What is Anti-social Behaviour?
Anti-social behaviour can cover a wide range of situations ranging from minor neighbour disputes arising from a difference in life styles to serious criminal behaviour.
There is no simple definition for anti-social behaviour.
To describe anti-social behaviour we refer to the following broad definitions as found in the Crime and Disorder Act 1998 and the Housing Act 1996:
- "Acting in a manner that caused or is likely to cause harassment, alarm or distress to one or more persons not of the same household as themselves" - Crime and Disorder Act 1998

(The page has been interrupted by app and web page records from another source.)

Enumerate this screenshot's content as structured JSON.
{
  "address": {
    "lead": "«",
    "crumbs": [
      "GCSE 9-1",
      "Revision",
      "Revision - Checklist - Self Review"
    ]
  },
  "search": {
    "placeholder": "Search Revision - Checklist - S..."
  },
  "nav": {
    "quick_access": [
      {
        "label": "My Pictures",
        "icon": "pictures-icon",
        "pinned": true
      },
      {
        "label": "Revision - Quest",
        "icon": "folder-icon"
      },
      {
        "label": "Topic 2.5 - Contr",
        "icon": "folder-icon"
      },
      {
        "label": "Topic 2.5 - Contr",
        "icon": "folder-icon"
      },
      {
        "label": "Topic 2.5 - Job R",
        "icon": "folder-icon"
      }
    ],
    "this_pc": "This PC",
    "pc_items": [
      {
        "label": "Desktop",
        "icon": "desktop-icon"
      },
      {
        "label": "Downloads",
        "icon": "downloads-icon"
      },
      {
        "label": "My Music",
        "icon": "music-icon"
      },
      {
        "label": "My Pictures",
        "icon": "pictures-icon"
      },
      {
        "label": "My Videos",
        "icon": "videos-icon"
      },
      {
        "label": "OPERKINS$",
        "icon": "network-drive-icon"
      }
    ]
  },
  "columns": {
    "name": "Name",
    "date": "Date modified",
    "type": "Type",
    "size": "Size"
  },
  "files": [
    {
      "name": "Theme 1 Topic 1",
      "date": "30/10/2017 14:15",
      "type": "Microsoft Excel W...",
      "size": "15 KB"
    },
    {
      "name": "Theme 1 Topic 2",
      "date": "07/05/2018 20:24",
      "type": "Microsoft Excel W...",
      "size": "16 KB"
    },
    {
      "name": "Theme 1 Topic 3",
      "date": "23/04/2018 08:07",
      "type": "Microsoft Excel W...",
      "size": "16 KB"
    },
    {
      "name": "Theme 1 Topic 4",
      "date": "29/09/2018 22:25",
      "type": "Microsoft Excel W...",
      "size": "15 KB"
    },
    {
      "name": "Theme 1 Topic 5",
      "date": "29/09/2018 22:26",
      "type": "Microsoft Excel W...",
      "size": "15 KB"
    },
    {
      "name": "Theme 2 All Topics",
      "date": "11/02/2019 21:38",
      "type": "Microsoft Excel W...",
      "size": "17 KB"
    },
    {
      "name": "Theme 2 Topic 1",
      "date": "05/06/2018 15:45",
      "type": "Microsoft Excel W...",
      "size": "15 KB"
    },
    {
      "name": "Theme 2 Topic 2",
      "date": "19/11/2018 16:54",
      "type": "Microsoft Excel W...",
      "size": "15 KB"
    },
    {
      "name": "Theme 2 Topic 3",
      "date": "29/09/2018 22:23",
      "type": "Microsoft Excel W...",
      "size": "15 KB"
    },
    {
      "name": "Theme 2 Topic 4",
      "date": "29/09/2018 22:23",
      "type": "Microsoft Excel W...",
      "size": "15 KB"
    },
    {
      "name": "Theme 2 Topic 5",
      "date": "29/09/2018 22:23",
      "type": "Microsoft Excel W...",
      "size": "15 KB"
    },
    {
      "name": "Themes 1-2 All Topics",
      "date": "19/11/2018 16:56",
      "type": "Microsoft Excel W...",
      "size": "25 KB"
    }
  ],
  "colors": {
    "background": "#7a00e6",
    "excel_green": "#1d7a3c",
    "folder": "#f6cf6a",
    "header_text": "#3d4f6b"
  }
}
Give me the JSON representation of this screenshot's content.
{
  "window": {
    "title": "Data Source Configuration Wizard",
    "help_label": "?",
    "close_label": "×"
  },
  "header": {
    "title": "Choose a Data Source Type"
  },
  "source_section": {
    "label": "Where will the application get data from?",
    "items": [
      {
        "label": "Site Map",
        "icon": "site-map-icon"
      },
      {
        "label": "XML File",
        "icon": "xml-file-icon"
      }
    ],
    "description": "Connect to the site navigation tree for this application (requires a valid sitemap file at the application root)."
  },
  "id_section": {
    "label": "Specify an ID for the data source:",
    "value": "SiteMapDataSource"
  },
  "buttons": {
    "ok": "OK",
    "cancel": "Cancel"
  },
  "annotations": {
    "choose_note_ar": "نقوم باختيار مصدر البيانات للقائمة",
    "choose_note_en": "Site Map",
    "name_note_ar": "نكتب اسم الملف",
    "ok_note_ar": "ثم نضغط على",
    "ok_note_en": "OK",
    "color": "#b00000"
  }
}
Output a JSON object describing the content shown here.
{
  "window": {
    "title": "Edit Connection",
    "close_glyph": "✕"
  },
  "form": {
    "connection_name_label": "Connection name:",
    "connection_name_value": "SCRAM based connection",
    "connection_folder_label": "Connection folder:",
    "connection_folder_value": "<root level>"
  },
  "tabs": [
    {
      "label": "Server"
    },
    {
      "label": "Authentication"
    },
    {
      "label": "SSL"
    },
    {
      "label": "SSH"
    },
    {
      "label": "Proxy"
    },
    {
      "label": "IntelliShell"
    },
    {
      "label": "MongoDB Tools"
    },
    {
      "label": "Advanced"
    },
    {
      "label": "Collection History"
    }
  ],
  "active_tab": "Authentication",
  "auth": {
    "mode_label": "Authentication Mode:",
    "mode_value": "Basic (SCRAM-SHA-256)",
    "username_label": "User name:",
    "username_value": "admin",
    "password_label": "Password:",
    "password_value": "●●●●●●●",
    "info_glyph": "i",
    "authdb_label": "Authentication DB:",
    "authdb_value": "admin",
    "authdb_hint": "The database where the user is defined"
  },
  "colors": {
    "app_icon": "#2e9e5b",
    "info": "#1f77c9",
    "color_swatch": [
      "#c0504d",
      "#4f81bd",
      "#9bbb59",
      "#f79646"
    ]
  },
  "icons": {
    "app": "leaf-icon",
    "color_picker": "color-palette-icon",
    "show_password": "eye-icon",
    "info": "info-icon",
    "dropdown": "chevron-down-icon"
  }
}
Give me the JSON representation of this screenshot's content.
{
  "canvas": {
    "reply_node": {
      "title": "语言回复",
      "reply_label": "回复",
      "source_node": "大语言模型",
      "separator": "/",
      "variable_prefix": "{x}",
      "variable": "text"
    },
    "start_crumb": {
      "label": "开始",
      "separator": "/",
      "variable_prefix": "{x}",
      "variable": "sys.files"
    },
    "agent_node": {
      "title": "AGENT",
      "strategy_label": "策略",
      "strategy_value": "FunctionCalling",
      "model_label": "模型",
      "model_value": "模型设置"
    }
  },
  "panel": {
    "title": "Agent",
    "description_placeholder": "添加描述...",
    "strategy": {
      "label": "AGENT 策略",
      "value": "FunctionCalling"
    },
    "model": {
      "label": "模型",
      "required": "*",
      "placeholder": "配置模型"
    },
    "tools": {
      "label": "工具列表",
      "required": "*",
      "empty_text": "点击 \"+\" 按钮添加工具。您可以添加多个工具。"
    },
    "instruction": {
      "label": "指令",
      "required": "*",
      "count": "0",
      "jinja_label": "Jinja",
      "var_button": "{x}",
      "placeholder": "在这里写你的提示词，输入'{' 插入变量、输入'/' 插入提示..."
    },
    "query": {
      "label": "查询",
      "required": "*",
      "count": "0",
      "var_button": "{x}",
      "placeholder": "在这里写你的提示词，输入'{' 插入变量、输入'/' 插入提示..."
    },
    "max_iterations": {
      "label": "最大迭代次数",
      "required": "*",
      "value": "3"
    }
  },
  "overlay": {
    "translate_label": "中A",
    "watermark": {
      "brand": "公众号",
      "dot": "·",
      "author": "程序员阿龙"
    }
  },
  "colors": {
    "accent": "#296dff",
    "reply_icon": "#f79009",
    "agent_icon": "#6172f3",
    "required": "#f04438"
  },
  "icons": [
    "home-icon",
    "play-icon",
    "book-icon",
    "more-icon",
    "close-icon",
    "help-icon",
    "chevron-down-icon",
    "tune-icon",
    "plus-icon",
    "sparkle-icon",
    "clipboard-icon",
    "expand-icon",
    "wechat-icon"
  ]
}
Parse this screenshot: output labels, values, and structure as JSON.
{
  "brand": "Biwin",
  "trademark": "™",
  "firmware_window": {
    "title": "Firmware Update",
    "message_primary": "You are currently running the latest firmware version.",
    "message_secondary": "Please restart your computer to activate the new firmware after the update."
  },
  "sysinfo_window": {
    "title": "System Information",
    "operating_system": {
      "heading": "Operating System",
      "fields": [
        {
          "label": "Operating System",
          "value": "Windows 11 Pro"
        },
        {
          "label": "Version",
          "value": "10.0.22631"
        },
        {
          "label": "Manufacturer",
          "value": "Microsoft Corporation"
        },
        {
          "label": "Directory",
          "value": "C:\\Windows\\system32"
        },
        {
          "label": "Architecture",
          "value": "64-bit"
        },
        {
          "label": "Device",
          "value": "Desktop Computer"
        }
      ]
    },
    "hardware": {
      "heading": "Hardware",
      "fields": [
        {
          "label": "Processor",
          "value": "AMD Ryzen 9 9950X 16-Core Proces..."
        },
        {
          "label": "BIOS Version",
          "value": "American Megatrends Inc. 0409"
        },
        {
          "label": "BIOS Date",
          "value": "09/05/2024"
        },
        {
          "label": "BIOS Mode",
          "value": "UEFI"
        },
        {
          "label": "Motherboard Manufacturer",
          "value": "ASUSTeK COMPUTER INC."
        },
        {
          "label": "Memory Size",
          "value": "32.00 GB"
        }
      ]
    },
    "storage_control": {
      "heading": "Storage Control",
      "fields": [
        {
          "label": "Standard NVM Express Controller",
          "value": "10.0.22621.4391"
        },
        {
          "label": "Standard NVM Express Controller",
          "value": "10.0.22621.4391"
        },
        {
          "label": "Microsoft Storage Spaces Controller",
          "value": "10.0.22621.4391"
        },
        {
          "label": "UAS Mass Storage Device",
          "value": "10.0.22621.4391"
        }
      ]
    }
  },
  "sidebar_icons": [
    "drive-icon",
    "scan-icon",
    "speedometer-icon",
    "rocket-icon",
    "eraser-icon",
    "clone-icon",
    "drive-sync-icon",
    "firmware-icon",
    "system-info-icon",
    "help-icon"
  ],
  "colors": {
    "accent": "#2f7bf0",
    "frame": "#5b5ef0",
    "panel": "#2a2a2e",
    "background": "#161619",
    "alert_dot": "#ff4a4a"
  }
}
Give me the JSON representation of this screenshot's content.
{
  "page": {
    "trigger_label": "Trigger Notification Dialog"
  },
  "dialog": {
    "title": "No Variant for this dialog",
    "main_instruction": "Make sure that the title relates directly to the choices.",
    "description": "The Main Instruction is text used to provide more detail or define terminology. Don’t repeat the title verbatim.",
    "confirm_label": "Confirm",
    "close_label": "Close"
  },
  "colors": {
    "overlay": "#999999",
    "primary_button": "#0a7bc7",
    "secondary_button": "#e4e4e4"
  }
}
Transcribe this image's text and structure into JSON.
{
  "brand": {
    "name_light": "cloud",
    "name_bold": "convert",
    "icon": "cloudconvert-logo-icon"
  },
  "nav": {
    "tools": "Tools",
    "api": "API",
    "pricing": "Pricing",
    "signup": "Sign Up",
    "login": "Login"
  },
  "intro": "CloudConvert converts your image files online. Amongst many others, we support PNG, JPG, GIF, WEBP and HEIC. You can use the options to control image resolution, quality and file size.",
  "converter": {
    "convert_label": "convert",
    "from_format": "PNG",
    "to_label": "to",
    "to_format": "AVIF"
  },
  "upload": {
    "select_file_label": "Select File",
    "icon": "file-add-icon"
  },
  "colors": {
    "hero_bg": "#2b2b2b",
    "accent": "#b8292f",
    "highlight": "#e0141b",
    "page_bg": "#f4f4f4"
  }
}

- "Conduct causing or likely to cause nuisance or annoyance to a person residing, visiting or otherwise engaged in lawful activity in the locality" - Housing Act 1996. For the purpose of the Housing Act 1996, the anti-social behaviour must directly or indirectly relate to the housing management function, or involve the use of (or the threat to use) housing accommodation owned or managed by a relevant landlord for an unlawful purpose.
There are a many factors which on their own or in combination can constitute anti-social behaviour as defined above. The following are some of the most common:
- Excessive noise (especially late at night)
- Threatening or swearing at neighbours
- Criminal activity
- Nuisance caused by animals
- Assault or physical violence including domestic violence
- Dumping of litter or rubbish
- Breaches of tenancy conditions
- Racist or homophobic abuse or graffiti